⟨

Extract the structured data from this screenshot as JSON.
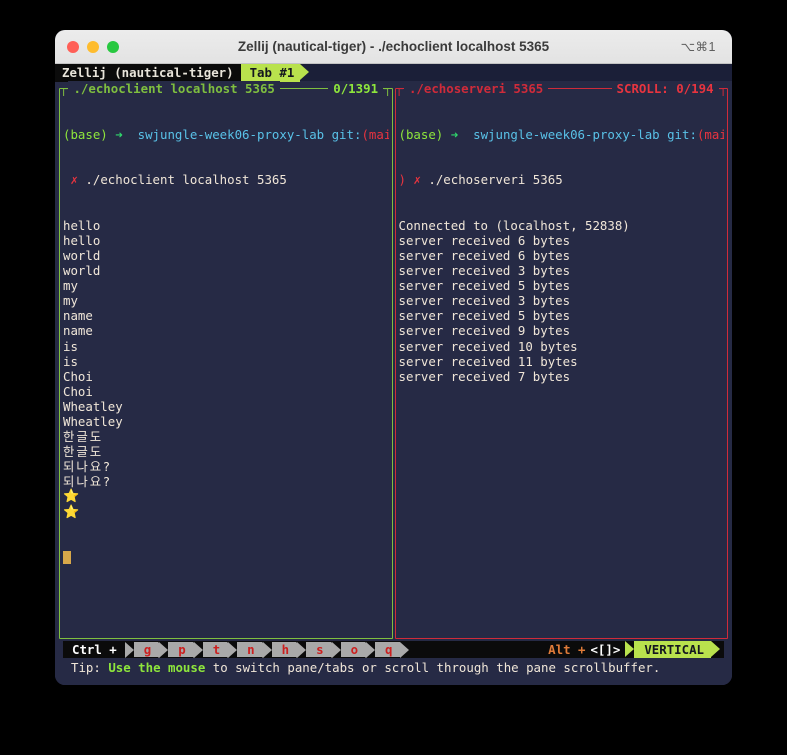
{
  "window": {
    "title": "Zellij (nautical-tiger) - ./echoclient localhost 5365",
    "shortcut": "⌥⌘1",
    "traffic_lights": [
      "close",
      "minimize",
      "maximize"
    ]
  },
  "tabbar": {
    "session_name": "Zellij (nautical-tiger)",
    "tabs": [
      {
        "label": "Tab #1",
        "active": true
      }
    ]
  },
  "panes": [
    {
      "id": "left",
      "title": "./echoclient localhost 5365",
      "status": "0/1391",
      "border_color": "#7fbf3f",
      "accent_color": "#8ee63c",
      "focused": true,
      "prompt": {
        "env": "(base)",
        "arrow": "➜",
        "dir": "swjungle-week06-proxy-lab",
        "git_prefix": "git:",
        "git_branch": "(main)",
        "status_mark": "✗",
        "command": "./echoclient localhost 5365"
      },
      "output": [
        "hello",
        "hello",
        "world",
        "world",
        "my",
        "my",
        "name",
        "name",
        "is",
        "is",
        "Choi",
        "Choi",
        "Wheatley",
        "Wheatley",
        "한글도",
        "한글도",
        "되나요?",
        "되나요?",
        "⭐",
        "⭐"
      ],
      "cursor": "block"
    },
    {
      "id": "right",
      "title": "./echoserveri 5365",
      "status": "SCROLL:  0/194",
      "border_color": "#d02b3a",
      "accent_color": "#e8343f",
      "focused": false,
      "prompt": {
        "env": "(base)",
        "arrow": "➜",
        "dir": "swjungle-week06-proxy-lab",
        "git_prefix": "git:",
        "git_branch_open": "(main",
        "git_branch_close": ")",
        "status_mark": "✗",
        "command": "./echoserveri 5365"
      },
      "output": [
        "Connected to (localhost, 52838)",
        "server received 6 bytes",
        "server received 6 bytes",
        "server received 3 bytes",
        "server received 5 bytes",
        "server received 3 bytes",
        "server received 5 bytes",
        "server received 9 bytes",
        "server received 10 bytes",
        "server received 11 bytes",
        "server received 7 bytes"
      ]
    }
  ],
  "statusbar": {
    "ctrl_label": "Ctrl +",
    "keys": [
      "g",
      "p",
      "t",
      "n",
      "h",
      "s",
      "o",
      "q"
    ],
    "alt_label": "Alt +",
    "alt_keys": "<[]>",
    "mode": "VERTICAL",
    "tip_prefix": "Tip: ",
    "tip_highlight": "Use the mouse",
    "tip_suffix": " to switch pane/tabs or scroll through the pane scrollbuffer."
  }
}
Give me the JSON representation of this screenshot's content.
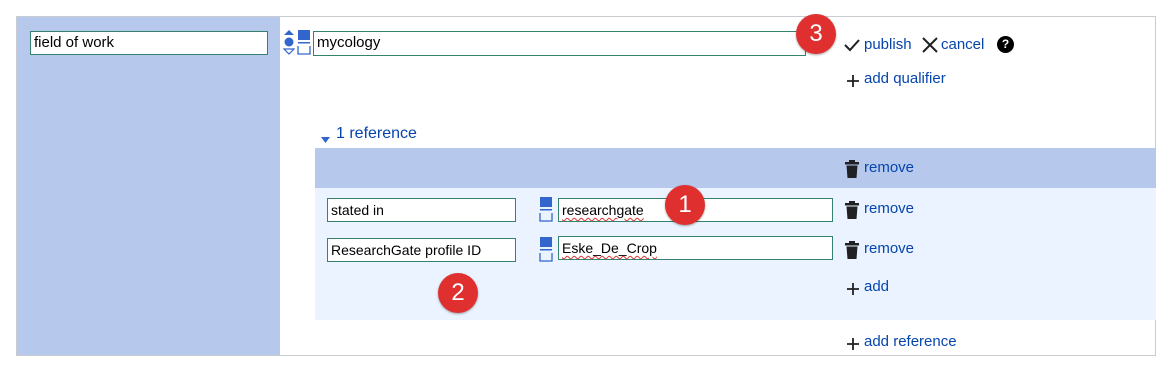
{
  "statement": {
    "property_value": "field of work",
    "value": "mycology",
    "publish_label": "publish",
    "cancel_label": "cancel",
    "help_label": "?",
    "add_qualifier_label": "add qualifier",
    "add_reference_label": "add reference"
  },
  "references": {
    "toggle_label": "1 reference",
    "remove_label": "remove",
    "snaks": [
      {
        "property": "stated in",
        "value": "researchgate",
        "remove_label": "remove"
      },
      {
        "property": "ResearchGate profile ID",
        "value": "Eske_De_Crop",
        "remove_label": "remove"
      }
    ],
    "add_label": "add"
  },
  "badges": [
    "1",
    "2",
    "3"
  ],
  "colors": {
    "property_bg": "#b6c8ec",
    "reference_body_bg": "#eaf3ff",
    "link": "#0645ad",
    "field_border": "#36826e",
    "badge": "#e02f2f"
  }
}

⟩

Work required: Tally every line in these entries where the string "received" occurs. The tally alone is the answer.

Reply to the exercise: 10